bionicwoman
bionicwoman 5pts

ds59838439 hearing loss is very complex, isolating, humiliating and life changing.  Many people with hearing loss bluff their way through conversations.  


I applaud you for your sensitivity.  Perhaps have a one-on-one conversation with this person, explaining that you noticed he or she is missing relevant conversation and environmental noises.  You might also recommend he or she visits the website www.hearingloss.org which has helped me and many others through the many stages of mild to profound hearing loss.  Here he or she will find a wealth of information, resources, information on hearing aids and assistive technology and strategies.  He or she can also find a local chapter to learn how to be proactive, engaged in community and advocate for this cause.  


I hope this helps in some way.


Mary

www.deafgrayanditalian.com 

jm32338695
jm32338695 5pts

Katherine,


What an apt, well-put piece.
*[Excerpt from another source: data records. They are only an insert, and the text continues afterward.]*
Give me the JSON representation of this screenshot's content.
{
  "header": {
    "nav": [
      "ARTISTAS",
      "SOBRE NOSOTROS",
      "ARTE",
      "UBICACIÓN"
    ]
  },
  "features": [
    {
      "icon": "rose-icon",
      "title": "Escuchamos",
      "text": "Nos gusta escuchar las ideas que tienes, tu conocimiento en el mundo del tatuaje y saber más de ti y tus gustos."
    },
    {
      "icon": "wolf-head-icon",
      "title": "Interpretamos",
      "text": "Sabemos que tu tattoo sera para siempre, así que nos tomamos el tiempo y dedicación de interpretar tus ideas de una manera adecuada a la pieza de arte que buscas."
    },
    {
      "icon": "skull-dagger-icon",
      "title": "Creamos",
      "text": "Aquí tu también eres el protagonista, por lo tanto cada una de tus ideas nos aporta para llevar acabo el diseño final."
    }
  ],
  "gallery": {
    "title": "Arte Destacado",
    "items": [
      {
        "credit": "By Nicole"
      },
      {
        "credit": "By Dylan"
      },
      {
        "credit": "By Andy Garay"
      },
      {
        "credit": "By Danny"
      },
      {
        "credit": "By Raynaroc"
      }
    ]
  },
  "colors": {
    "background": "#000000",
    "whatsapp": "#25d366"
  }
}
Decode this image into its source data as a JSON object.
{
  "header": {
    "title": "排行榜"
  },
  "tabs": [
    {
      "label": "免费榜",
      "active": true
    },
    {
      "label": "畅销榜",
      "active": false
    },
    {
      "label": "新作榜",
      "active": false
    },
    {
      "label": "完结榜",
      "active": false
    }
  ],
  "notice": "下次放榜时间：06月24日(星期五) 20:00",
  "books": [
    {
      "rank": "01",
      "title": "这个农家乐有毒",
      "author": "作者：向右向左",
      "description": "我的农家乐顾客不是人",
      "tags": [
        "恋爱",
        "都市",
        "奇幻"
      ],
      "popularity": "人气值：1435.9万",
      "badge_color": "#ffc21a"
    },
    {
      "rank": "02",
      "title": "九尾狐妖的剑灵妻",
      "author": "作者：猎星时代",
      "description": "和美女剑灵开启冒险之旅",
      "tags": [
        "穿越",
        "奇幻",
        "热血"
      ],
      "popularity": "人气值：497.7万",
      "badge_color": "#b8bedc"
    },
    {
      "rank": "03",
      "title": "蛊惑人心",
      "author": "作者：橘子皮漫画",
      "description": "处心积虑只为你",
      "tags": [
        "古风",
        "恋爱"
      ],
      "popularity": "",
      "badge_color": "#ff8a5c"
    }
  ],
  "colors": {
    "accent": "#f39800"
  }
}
Your ability to capture what so many with hearing loss experience and dismiss is uncanny! I know that a big roadblock for people with hearing loss is cost, too. Once people realize they are experiencing hearing troubles, the first step is, to which you alluded, confronting the issue. However, the second and third steps involve getting a hearing aid-- and figuring out how to pay for one. Just a few companies have addressed this, all of them being online companies. When I found out I had hearing loss (actually, my husband and I BOTH do), we searched high and far for the best deal-- but not just money-wise, I'm talking quality-wise, too. We settled on Audicus. Mine is in the ear and his is behind the ear or what they call BTE. PER PAIR each of ours were under $1400. I think mine was actually $1200. Wild compared to the $6500 and $6800 quoted to us by our respective audiologists (and BTW, the Audicus models looks the same as those suggested to us at the Ear doc). 


I hope more people are able to recognize and come to terms with their hearing loss-- especially because the solution doesn't have to be ugly or ridiculously expensive, as I've learned!

ds59838439
ds59838439 5pts

This is terrific, and timely.  How does one tell a friend that his/her hearing is deteriorating?  Is there a tactful way of doing it?  I have several such friends.

jsterkensaud
jsterkensaud 5pts

Thank you AARP for paying attention to the important issue of hearing loss. As Dr. Mark Ross said years ago: when one person in the family has hearing loss, it affects the whole family. I grew up with a father who suffered hearing loss due to military work, a family history and intense use of antimalarial drugs.  My dad waited way too long to get hearing aids (like 25 years!!!) and would not wear them very much until one day... when my sister discovered him watching a blaringly loud TV without  wearing his hearing aids - which prevented him from hearing the doorbell. She asked why he wasn't wearing his new instruments and he answered that he didn't think his hearing aids were doing much for him. To which her answer was:  “Papa, they may not do much for you, but they do a heck of a lot for us!”  After that incident he pretty much used them faithfully. 


Anyone who is struggling with the question whether his or her hearing aid is bad enough to warrant some kind of intervention - need only ask a spouse, friend or someone they spend time socially with.   If they roll their eyes, sigh a BIG sigh of relief that you broached the subject and tell you that they are happy because you have been missing out on so much - make that appointment and invite them to accompany you when you get your hearing tested. 


Be prepared before you go for your hearing test appointment: read the How to Choose the Right Hearing Aid suggestions on AARP's site here: www.aarp.org/health/conditions-treatments/info-05-2011/getting-the-right-hearing-aid.html and Download this useful handout from the Hearing Loss Association of America: www.hearingloss.org/sites/default/files/docs/Fact_Sheet_PurchasingHearingAid.pdf



lesliegaris
lesliegaris 5pts

Katherine Bouton is a clear, direct writer who immediately establishes trust with the reader.  Her book "Shouting Won't Help" is already a classic in the field of hearing loss and the medical and human ways to deal with it.  I look forward to this blog immensely.

2Papa
2Papa 5pts

You can't tell them if they can't hear you.